▶ [WORK TASK]
Determine the number of lines in the data below that hold "title"; give nothing but that number.

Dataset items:

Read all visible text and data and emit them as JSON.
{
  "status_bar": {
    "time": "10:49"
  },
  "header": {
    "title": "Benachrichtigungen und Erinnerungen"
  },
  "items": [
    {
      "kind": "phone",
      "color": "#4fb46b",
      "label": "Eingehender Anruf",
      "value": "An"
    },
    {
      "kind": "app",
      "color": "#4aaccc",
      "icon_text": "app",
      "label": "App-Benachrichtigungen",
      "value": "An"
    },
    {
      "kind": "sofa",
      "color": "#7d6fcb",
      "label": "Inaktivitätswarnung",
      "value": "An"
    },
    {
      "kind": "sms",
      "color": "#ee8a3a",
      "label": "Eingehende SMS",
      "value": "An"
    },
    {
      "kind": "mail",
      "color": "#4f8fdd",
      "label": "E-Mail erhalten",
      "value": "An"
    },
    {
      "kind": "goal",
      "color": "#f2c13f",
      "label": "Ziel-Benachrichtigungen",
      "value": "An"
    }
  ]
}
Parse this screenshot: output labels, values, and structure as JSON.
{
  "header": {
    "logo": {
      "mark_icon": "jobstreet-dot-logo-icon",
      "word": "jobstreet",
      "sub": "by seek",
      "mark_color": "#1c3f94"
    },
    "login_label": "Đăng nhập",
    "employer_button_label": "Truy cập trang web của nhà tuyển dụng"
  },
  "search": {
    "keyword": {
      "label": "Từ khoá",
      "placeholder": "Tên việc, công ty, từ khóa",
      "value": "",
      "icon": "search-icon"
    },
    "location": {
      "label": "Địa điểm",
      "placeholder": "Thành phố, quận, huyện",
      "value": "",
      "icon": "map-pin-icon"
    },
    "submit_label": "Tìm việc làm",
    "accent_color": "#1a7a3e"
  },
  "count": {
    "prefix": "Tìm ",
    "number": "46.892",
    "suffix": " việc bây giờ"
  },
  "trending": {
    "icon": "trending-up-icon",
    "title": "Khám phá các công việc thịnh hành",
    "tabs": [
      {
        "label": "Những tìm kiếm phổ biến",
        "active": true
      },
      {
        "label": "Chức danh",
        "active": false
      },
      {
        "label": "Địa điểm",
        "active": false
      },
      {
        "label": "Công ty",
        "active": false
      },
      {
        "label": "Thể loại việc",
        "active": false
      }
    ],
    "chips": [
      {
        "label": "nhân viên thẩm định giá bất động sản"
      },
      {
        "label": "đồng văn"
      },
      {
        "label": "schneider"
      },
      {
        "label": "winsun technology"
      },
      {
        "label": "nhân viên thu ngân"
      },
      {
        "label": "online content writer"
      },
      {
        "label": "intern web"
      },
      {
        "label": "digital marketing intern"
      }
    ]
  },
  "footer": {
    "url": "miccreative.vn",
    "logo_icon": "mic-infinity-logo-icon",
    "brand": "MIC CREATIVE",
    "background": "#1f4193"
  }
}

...

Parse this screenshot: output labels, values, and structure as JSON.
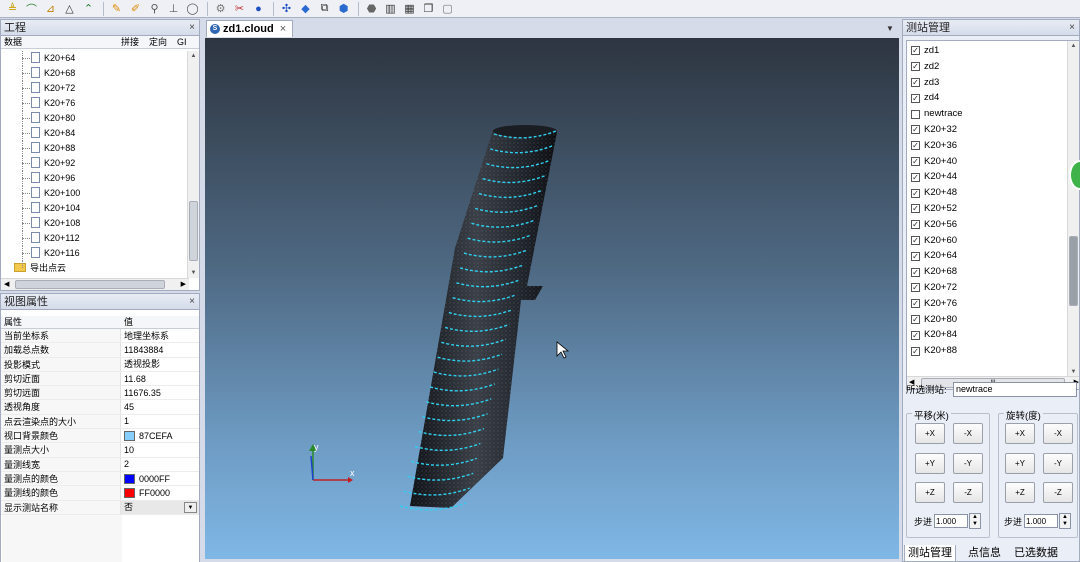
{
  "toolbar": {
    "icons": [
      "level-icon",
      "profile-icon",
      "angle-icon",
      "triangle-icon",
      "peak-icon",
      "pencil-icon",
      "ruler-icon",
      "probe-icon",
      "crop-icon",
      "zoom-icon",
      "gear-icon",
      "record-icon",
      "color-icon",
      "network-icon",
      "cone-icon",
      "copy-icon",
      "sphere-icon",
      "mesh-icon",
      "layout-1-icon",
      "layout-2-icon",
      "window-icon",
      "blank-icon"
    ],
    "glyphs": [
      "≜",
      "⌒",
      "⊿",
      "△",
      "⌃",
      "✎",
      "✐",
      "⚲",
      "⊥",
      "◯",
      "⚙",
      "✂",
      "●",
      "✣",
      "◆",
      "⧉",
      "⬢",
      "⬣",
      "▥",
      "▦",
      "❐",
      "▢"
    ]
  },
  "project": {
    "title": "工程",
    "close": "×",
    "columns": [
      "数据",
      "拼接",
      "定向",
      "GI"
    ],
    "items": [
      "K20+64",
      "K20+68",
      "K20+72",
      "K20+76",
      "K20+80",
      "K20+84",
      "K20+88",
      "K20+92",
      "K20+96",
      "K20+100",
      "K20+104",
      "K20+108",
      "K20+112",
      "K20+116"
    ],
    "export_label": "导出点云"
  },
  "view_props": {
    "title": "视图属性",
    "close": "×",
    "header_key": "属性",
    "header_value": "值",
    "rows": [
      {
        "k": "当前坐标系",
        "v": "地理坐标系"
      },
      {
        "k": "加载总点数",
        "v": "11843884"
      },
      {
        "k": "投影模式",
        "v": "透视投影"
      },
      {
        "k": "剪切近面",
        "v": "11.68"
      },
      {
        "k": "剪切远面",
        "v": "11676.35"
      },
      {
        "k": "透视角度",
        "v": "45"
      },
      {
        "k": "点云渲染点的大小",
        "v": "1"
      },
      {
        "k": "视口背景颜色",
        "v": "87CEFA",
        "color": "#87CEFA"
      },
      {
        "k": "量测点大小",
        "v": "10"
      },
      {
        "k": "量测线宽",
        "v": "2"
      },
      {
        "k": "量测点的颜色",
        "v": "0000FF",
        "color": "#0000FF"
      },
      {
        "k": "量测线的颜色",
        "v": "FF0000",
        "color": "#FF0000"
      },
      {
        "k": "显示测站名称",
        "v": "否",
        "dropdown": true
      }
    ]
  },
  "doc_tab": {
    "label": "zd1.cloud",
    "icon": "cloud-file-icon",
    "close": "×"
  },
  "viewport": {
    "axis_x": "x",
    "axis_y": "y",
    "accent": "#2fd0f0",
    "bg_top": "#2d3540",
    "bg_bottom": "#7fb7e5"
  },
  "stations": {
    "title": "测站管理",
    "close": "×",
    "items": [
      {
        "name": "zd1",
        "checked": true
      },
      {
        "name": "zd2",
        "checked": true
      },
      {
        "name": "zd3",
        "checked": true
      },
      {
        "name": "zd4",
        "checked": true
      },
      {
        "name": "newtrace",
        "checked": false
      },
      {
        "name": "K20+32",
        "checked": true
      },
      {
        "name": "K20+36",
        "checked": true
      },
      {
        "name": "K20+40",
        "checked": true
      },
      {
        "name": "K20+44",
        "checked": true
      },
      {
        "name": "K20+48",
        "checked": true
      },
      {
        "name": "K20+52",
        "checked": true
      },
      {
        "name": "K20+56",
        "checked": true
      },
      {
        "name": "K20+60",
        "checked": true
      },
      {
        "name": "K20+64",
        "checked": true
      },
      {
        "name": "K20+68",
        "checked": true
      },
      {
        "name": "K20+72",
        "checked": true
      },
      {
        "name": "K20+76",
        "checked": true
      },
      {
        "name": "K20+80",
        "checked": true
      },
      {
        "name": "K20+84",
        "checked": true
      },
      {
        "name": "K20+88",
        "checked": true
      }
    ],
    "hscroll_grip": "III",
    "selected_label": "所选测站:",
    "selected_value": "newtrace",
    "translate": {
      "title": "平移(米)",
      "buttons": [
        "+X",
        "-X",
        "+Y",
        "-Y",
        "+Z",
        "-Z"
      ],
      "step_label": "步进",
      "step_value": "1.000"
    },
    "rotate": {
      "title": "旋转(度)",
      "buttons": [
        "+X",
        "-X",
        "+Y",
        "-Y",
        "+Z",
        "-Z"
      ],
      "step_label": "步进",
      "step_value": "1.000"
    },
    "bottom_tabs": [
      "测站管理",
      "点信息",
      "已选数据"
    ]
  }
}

▶ [RESULT BELOW]
7